A five-year returns forecast for major asset classes — updated twice a year to help you set strategic portfolio allocations.
- Over the course of this year, downside risks to growth have increased. Weakness in global exports mainly affecting Chinese and European manufacturing sectors has begun to spread to the U.S. manufacturing sector, but we believe it’s premature to price in a high risk of the current expansion ending. Three-to-five-year growth expectations have come down since the beginning of the year and are now closer to trend growth (1.75%). Inflation is well below the Fed’s stated target of 2%. We expect inflation to remain at these lower levels for the near future.
- Forecasted returns have declined since our last analysis. Even before trade policy risks intensified in May, financial markets were signaling caution, culminating in certain parts of the yield curve inverting. Implied returns are lower for equities and bonds because nominal growth expectations are lower, and valuations for both equities and bonds are stretched.
- Monetary and protectionist policies are still key risks. Against a backdrop of slowing global manufacturing data and subdued inflation, the U.S.-China trade conflict is a negative development. If growth deteriorates further and there isn’t an agreement on trade, then 2-3 rate cuts won’t be enough to stave off a deeper slowdown, and the Fed may have to take rates down lower. We expect lower rates for longer, and while we are not forecasting a recession in the near future, odds of a recession in the next two years have risen.
Forecasted five-year total average returns (%)*
Strategic outlook: Three possible scenarios. To calculate the five-year forecast, we consider three scenarios and calculate a weighted average based on the likelihood of each.

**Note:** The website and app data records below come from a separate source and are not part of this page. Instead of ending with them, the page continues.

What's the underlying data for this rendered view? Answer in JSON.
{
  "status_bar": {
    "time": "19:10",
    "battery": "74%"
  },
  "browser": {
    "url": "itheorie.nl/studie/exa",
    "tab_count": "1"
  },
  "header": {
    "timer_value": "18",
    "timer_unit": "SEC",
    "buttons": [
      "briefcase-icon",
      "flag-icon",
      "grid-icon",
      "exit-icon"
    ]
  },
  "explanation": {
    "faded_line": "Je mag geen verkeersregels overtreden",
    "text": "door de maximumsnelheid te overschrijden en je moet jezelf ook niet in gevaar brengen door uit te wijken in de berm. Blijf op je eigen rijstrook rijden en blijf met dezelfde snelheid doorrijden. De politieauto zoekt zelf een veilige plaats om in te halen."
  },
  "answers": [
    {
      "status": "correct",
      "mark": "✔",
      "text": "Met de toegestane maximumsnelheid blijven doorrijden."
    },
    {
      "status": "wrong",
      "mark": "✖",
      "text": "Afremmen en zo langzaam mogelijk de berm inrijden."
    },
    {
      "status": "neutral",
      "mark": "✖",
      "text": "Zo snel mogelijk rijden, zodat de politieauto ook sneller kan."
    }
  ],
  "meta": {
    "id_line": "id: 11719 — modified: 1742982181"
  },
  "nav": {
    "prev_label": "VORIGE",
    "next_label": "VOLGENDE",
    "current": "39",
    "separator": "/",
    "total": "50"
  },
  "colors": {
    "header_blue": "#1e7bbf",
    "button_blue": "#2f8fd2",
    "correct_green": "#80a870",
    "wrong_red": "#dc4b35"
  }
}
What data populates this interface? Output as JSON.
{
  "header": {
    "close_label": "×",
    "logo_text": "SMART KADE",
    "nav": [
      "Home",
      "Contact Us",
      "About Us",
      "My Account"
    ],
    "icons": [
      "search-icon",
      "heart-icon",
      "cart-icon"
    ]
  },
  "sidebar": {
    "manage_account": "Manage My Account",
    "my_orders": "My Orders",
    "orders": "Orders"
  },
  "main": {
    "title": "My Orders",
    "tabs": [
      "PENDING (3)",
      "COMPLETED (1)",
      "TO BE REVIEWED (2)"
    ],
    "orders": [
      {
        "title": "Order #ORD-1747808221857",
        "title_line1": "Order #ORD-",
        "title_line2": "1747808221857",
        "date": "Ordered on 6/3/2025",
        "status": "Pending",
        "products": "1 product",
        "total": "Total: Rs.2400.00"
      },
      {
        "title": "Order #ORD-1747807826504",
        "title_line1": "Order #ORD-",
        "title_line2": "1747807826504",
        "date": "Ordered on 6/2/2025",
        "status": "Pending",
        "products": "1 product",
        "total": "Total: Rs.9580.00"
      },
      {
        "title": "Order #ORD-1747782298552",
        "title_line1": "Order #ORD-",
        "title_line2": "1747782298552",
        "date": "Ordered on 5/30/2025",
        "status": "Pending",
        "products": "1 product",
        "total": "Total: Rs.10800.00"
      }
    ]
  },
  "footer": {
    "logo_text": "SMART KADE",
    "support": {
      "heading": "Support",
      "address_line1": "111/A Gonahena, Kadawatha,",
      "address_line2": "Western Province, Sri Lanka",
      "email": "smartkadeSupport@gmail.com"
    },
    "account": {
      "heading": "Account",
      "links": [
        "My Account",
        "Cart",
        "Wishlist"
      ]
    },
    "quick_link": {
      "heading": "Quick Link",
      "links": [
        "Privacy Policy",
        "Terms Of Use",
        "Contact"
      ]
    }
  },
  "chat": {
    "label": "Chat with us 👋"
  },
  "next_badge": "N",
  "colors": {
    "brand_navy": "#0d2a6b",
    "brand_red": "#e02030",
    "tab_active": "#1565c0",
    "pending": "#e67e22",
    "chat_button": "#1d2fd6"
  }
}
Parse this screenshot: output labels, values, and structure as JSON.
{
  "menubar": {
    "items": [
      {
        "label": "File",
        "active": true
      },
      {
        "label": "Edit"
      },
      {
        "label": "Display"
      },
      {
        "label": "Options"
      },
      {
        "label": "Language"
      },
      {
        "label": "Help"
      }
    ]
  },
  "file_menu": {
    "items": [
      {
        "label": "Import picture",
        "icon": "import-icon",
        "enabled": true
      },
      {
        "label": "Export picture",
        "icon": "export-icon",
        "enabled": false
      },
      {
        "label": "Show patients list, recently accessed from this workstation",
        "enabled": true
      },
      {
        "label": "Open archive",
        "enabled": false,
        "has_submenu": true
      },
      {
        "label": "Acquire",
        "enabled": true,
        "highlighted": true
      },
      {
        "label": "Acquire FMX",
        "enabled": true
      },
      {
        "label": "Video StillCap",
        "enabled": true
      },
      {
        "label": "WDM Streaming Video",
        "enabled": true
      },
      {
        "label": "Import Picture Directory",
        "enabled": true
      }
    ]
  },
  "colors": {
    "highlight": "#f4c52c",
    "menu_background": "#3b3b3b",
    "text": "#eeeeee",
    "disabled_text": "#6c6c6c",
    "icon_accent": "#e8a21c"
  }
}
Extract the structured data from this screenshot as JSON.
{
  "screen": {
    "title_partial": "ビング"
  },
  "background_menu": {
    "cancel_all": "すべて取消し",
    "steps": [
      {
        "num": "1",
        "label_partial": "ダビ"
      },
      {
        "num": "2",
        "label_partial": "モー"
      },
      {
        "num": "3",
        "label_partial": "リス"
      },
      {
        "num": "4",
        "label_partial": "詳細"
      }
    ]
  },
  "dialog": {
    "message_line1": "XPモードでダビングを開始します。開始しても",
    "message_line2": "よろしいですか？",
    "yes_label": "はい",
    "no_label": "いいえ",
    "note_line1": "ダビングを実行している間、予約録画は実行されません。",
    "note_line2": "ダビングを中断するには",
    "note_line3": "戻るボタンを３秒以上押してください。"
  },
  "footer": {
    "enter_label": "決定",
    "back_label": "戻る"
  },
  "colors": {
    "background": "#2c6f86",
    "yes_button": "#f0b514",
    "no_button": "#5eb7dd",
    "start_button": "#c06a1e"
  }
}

In the current environment, a binary outcome seems more likely.
Most likely (50%): Fiscal fade
The boost to growth provided by 2018 fiscal policy changes is exhausted by year end. Trend growth resumes. However, with little room for error, the economy becomes susceptible to a recession if shocks occur.
Slightly less likely (45%): Trade disputes
Positive U.S. growth is derailed by tariffs on imports. Protectionism elicits a retaliatory response from China and other key global trade partners. The Fed pauses, but damage from a stronger dollar and current rate levels begins to impact the weakening economy. Initially, there’s an inflationary environment (due to tariffs) but ultimately a deflationary shock to the economy.
Least likely (5%): Business-friendly
Supply-side benefits resulting from the corporate tax cuts could improve productivity and result in higher growth than trend for a sustained period of time. The Fed is able to raise rates significantly without a recession as “neutral” rate moves up.